**WORK INSTRUCTIONS**
Scan the records below for lines with the word "Failed", then state how many you find and nothing else.

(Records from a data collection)
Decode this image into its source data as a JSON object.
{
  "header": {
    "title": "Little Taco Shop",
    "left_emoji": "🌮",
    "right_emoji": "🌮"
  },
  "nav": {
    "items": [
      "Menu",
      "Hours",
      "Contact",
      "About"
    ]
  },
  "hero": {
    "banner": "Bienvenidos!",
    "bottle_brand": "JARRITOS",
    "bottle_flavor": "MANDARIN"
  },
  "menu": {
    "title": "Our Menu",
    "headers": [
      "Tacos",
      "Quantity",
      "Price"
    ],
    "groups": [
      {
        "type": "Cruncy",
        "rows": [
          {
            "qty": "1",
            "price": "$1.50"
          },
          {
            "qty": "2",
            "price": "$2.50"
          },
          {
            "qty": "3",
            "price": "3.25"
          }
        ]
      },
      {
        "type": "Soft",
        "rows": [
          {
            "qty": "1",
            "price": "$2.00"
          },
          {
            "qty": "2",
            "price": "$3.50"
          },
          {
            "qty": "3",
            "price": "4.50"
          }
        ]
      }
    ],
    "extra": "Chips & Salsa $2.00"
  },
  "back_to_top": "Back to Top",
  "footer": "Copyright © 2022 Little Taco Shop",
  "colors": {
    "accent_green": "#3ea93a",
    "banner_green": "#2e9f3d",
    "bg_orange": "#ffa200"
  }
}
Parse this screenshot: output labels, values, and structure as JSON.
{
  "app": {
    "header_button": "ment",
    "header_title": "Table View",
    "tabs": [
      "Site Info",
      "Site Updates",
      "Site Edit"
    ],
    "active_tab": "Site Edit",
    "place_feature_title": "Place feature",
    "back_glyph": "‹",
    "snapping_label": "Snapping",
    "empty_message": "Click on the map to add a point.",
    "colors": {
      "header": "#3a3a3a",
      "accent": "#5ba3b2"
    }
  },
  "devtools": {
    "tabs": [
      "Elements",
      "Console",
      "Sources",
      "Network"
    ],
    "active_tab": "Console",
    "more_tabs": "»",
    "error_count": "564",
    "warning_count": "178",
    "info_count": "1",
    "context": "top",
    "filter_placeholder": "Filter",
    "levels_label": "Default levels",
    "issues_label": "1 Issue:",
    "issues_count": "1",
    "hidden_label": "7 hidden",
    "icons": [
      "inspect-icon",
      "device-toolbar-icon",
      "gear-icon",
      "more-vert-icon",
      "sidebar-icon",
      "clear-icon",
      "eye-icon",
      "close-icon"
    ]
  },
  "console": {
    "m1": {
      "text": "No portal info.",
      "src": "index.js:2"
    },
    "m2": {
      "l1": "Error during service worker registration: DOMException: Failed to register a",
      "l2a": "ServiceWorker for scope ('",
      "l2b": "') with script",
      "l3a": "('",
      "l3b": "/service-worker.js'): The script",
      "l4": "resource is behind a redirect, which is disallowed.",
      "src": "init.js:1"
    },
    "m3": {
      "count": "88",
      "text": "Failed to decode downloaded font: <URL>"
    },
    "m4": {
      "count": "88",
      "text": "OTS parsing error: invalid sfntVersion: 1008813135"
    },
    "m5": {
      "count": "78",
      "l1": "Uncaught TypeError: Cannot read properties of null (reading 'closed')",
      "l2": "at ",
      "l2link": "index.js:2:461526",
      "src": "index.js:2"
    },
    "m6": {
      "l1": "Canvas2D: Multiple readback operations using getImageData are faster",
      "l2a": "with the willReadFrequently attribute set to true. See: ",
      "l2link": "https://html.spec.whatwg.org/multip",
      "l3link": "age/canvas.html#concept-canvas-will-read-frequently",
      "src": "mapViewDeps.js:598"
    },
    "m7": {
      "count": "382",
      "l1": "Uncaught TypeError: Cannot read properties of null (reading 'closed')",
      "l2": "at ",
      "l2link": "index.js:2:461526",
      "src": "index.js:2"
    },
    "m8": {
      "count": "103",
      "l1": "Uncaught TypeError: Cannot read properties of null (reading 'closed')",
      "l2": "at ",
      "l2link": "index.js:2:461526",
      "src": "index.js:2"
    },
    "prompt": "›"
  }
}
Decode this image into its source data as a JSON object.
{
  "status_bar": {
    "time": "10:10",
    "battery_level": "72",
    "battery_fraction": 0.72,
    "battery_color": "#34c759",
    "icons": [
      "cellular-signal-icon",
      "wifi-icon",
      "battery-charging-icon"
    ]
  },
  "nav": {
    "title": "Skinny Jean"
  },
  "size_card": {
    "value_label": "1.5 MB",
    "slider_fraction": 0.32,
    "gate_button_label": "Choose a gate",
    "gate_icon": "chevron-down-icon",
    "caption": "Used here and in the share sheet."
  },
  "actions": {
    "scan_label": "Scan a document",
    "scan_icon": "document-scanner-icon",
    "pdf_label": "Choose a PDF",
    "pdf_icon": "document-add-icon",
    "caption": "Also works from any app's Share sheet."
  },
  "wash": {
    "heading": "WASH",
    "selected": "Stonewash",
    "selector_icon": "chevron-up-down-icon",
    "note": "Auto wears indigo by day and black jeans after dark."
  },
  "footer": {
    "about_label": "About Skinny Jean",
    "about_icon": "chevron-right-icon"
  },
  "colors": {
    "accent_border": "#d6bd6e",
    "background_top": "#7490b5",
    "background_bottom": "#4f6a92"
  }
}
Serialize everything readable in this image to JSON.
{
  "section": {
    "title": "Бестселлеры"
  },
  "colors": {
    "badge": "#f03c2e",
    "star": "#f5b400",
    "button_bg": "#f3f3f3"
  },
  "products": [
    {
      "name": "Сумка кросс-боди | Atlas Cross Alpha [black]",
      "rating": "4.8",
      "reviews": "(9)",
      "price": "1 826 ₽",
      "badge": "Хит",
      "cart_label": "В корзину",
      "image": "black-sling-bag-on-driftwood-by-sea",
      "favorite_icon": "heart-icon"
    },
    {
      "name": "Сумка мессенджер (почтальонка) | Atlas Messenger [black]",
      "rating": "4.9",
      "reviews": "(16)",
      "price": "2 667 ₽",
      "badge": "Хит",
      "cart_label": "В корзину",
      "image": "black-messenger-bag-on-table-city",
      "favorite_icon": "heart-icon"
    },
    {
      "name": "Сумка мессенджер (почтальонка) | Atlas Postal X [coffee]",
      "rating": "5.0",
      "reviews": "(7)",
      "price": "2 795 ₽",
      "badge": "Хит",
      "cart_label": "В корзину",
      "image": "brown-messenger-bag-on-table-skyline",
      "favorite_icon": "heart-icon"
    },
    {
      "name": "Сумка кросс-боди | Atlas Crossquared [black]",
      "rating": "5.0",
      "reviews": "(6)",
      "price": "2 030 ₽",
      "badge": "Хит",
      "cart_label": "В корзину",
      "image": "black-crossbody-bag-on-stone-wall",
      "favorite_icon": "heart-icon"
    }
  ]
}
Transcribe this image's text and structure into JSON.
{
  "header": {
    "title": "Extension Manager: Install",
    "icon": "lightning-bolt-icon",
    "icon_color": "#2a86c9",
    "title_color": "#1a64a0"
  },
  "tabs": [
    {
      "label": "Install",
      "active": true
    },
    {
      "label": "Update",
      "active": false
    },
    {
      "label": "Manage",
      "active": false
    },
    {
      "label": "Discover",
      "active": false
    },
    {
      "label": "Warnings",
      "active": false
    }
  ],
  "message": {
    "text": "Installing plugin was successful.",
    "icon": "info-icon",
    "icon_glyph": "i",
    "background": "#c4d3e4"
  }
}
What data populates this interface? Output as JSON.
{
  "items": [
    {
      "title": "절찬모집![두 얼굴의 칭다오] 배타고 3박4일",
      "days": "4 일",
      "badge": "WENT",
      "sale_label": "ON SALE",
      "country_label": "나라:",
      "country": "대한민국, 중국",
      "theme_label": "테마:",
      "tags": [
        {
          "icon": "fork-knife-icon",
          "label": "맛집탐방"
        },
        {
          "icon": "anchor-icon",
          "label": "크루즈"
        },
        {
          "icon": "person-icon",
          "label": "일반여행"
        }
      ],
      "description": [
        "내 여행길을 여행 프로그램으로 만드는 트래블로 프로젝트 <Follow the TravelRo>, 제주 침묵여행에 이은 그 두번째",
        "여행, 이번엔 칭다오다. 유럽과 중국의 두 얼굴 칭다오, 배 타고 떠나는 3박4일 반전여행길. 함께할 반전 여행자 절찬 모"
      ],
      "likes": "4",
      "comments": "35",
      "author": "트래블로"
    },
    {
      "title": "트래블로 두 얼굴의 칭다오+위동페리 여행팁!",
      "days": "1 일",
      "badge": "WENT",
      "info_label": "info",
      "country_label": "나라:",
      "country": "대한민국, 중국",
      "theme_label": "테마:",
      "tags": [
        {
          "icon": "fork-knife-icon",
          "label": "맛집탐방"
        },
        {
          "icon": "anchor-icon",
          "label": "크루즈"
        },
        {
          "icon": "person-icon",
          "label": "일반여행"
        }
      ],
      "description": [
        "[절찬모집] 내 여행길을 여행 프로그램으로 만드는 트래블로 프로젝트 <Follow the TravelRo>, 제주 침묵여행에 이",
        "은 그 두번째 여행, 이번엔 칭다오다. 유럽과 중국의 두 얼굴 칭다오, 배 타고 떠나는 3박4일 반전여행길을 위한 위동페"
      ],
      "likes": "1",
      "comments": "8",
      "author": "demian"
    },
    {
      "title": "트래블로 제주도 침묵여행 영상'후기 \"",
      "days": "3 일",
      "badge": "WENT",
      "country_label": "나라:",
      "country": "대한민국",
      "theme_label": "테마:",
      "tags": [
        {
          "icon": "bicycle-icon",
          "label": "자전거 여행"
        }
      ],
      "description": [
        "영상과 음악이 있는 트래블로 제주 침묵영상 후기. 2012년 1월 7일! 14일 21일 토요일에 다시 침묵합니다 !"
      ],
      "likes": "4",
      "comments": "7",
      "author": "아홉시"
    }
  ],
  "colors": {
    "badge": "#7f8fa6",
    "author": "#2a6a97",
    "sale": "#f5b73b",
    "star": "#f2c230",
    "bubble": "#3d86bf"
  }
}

**OUTPUT BELOW**
2